Best practices for anyone handling batteries should be:
-  Store at room temperature.  
- Avoid mechanical or electrical abuse.  
- Install correctly according to directions.
- Do not disassemble or crush batteries. They could explode or pyrolyze or vent.
- Do not ever try to recharge a primary battery.
- Never  mix chemistries.  For example, if two or more  Alkaline battery cells are needed,  all cells need to be primary Alkaline-Manganese dioxide.  Do not put in another type of battery such as Carbon-zinc, even if it is the same cell size.
- Replace all batteries in the flashlight or other apparatus at the same time.
- Remove discharged batteries from the flashlight or other battery-powered device.
- Always keep batteries away from small children.

Alkaline and Carbon-zinc batteries are not regulated by the U.S. Department of Transportation (DOT) or international agencies as hazardous materials or dangerous goods when shipped.

The major battery companies  with brand names have worked very ardently to make safe batteries and to make warning labels and notations concerning safety standards for consumers’ usage.  However, with numerous branded and unbranded named  companies in China,  alone, manufacturing  20 billion units of primary batteries in 2003, primary batteries are  becoming a commodity.

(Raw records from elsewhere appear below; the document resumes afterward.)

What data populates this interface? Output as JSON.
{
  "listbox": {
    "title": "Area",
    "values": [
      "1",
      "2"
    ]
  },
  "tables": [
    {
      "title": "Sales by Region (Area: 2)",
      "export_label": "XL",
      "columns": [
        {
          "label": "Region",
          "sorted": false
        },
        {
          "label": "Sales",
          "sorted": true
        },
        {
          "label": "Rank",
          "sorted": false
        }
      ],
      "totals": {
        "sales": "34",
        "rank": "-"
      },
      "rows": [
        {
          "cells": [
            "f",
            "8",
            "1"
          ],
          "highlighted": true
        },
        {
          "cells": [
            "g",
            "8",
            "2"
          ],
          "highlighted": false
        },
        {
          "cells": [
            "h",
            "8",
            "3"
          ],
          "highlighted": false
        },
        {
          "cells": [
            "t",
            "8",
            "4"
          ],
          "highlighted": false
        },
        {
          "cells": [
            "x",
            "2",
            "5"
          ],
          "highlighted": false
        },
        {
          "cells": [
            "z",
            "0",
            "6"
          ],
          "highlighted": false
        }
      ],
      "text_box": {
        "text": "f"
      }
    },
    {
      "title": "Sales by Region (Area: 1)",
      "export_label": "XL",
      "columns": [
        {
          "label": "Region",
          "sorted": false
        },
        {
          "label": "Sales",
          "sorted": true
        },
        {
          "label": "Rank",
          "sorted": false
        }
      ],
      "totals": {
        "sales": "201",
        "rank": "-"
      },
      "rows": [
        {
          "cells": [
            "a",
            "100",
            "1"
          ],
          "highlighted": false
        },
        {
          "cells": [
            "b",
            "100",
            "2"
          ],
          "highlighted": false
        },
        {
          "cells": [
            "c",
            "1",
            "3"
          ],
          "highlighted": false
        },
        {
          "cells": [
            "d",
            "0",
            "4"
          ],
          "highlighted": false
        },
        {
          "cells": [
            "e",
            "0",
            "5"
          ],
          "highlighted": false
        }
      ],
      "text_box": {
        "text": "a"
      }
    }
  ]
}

Public  awareness of using such electrochemical devices  properly is not a “ho hum” issue.  If the TSA agent had not been so careful in examining the flashlight, what could have happened if the passenger decided  to examine the batteries in his or her flashlight during the flight on the plane?  It may not be a terrorism attack, but it could have potentially caused a significant event.

1. Handbook of Batteries, Third Edition. p.10.3
2, Handbook of Batteries, Third Edition. p.8.13